Tuesday, December 12, 2017

Sparrow Thin

     When she died she died angry, to nobody's surprise, and when she left she left it with us. "Bad checks written that couldn't be cashed," as someone said somewhere about somebody else. I stayed up late reading her letters, listening to her messages, studying her photographs, and that anger continued to rise off of the page like a fire. Those were scores we couldn't even hope to settle, scores that were firmly in place before we even came along. We knew it, she knew it, but she couldn't stop it. Just knowing it was there wasn't enough. When she died we were just climbing down from one of those big fights we'd periodically have. One of those explosions followed by months-long silences, neither of us willing to put up with the other one's shit. Even after she died, especially so, I searched myself for any signs of remorse and came up mostly clean. Not entirely clean. It was another in a series of fights that made me grateful for the width and breadth of the ocean that separated us. She'd sent us all scattering. Her grandfather used to fly into homicidal rages, incoherent fits of absolute anger that would make him go blind and once landed him in a Gainesville prison. Her father, fueled by speed and evil design, fell into spells of total fury and violence that made her retreat to the relative calm of that same raging grandfather a smart move by comparison. So just knowing it wasn't enough. I look at myself now and I see it right there. I listen to myself now and I hear it. I smell myself now and I can smell the anger off me. I can taste it on my tongue. I can feel it through my uncut fingernails, through my badly shaven face. I can smell it off my skin. When she died she was tiny, sparrow-thin. You could see her heartbeat echoing through her chest. When she died she was tiny.

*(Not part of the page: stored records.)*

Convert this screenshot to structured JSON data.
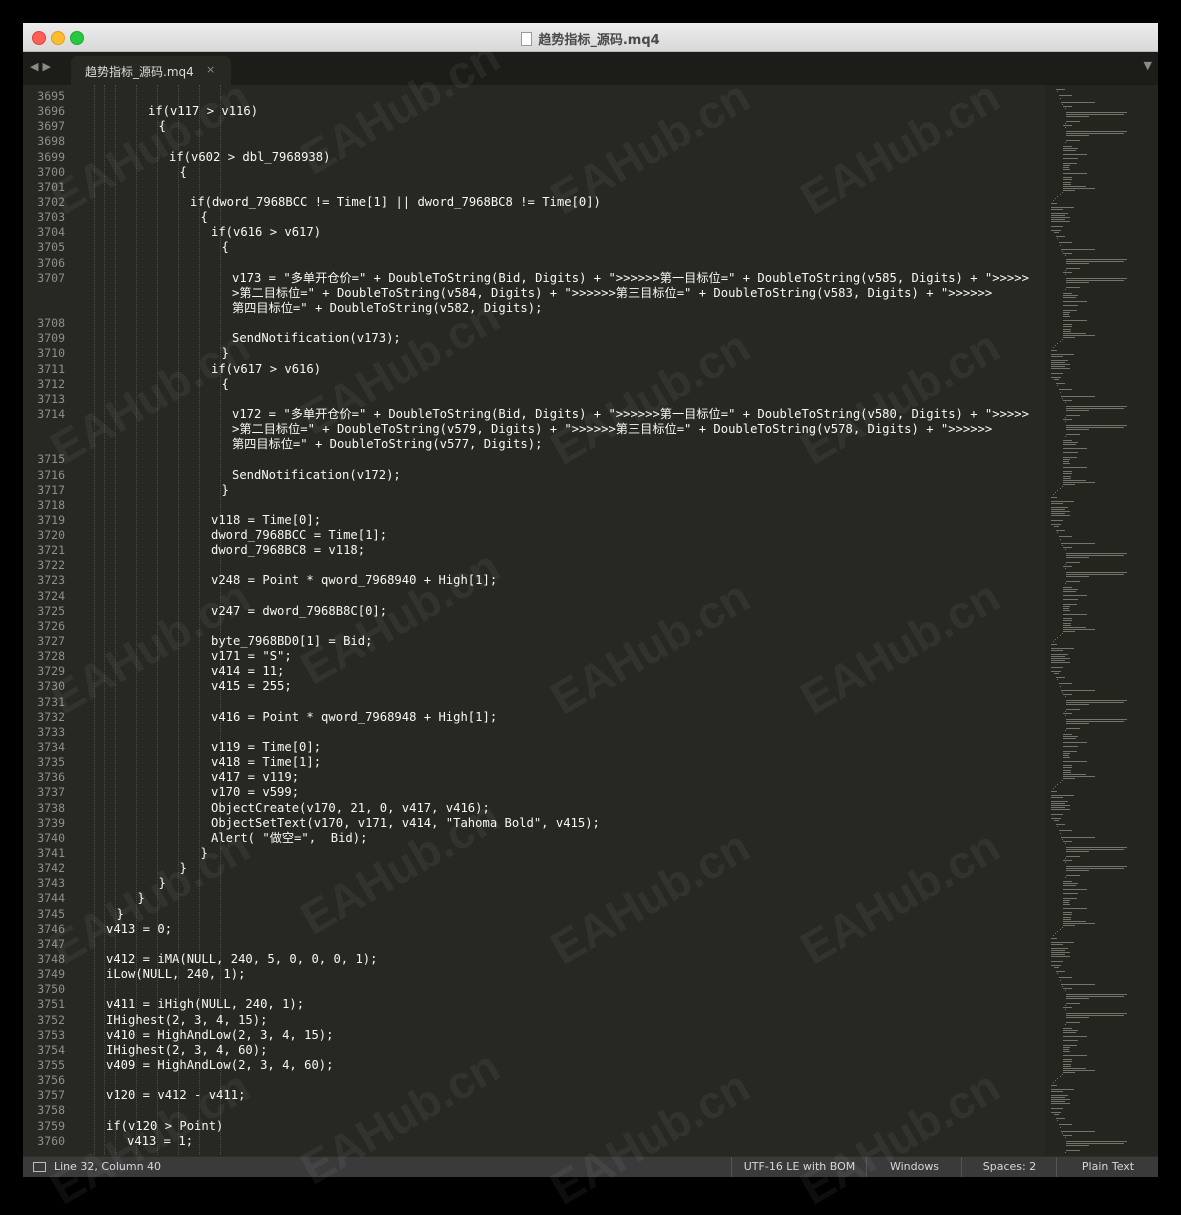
{
  "window": {
    "title": "趋势指标_源码.mq4"
  },
  "tabs": [
    {
      "label": "趋势指标_源码.mq4",
      "close": "×"
    }
  ],
  "tabbar": {
    "back": "◀",
    "forward": "▶",
    "dropdown": "▼"
  },
  "editor": {
    "first_line": 3695,
    "rows": [
      [
        3695,
        0,
        ""
      ],
      [
        3696,
        6,
        "if(v117 > v116)"
      ],
      [
        3697,
        7,
        "{"
      ],
      [
        3698,
        0,
        ""
      ],
      [
        3699,
        8,
        "if(v602 > dbl_7968938)"
      ],
      [
        3700,
        9,
        "{"
      ],
      [
        3701,
        0,
        ""
      ],
      [
        3702,
        10,
        "if(dword_7968BCC != Time[1] || dword_7968BC8 != Time[0])"
      ],
      [
        3703,
        11,
        "{"
      ],
      [
        3704,
        12,
        "if(v616 > v617)"
      ],
      [
        3705,
        13,
        "{"
      ],
      [
        3706,
        0,
        ""
      ],
      [
        3707,
        14,
        "v173 = \"多单开仓价=\" + DoubleToString(Bid, Digits) + \">>>>>>第一目标位=\" + DoubleToString(v585, Digits) + \">>>>>"
      ],
      [
        null,
        14,
        ">第二目标位=\" + DoubleToString(v584, Digits) + \">>>>>>第三目标位=\" + DoubleToString(v583, Digits) + \">>>>>>"
      ],
      [
        null,
        14,
        "第四目标位=\" + DoubleToString(v582, Digits);"
      ],
      [
        3708,
        0,
        ""
      ],
      [
        3709,
        14,
        "SendNotification(v173);"
      ],
      [
        3710,
        13,
        "}"
      ],
      [
        3711,
        12,
        "if(v617 > v616)"
      ],
      [
        3712,
        13,
        "{"
      ],
      [
        3713,
        0,
        ""
      ],
      [
        3714,
        14,
        "v172 = \"多单开仓价=\" + DoubleToString(Bid, Digits) + \">>>>>>第一目标位=\" + DoubleToString(v580, Digits) + \">>>>>"
      ],
      [
        null,
        14,
        ">第二目标位=\" + DoubleToString(v579, Digits) + \">>>>>>第三目标位=\" + DoubleToString(v578, Digits) + \">>>>>>"
      ],
      [
        null,
        14,
        "第四目标位=\" + DoubleToString(v577, Digits);"
      ],
      [
        3715,
        0,
        ""
      ],
      [
        3716,
        14,
        "SendNotification(v172);"
      ],
      [
        3717,
        13,
        "}"
      ],
      [
        3718,
        0,
        ""
      ],
      [
        3719,
        12,
        "v118 = Time[0];"
      ],
      [
        3720,
        12,
        "dword_7968BCC = Time[1];"
      ],
      [
        3721,
        12,
        "dword_7968BC8 = v118;"
      ],
      [
        3722,
        0,
        ""
      ],
      [
        3723,
        12,
        "v248 = Point * qword_7968940 + High[1];"
      ],
      [
        3724,
        0,
        ""
      ],
      [
        3725,
        12,
        "v247 = dword_7968B8C[0];"
      ],
      [
        3726,
        0,
        ""
      ],
      [
        3727,
        12,
        "byte_7968BD0[1] = Bid;"
      ],
      [
        3728,
        12,
        "v171 = \"S\";"
      ],
      [
        3729,
        12,
        "v414 = 11;"
      ],
      [
        3730,
        12,
        "v415 = 255;"
      ],
      [
        3731,
        0,
        ""
      ],
      [
        3732,
        12,
        "v416 = Point * qword_7968948 + High[1];"
      ],
      [
        3733,
        0,
        ""
      ],
      [
        3734,
        12,
        "v119 = Time[0];"
      ],
      [
        3735,
        12,
        "v418 = Time[1];"
      ],
      [
        3736,
        12,
        "v417 = v119;"
      ],
      [
        3737,
        12,
        "v170 = v599;"
      ],
      [
        3738,
        12,
        "ObjectCreate(v170, 21, 0, v417, v416);"
      ],
      [
        3739,
        12,
        "ObjectSetText(v170, v171, v414, \"Tahoma Bold\", v415);"
      ],
      [
        3740,
        12,
        "Alert( \"做空=\",  Bid);"
      ],
      [
        3741,
        11,
        "}"
      ],
      [
        3742,
        9,
        "}"
      ],
      [
        3743,
        7,
        "}"
      ],
      [
        3744,
        5,
        "}"
      ],
      [
        3745,
        3,
        "}"
      ],
      [
        3746,
        2,
        "v413 = 0;"
      ],
      [
        3747,
        0,
        ""
      ],
      [
        3748,
        2,
        "v412 = iMA(NULL, 240, 5, 0, 0, 0, 1);"
      ],
      [
        3749,
        2,
        "iLow(NULL, 240, 1);"
      ],
      [
        3750,
        0,
        ""
      ],
      [
        3751,
        2,
        "v411 = iHigh(NULL, 240, 1);"
      ],
      [
        3752,
        2,
        "IHighest(2, 3, 4, 15);"
      ],
      [
        3753,
        2,
        "v410 = HighAndLow(2, 3, 4, 15);"
      ],
      [
        3754,
        2,
        "IHighest(2, 3, 4, 60);"
      ],
      [
        3755,
        2,
        "v409 = HighAndLow(2, 3, 4, 60);"
      ],
      [
        3756,
        0,
        ""
      ],
      [
        3757,
        2,
        "v120 = v412 - v411;"
      ],
      [
        3758,
        0,
        ""
      ],
      [
        3759,
        2,
        "if(v120 > Point)"
      ],
      [
        3760,
        4,
        "v413 = 1;"
      ]
    ]
  },
  "status": {
    "position": "Line 32, Column 40",
    "encoding": "UTF-16 LE with BOM",
    "line_endings": "Windows",
    "indentation": "Spaces: 2",
    "syntax": "Plain Text"
  },
  "watermark": "EAHub.cn"
}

All that anger coming out of a body so small.

Sunday, December 3, 2017

Cold Clear Night

     He thought he could outrun it, and for a little while he could.

     He thought he could outsmart it. Thought he could outdrink it. Thought he could outwork it. Outswim it. Outwalk it. Outeat it. Outsmoke it. Outfuck it. Outdrug it. Outshout it. Outspend it. Outpace it. Thought he could outdrive it. Thought he could outread it. Thought he could outwrite it.

     He thought he could wait it out, but in the end it couldn't wait.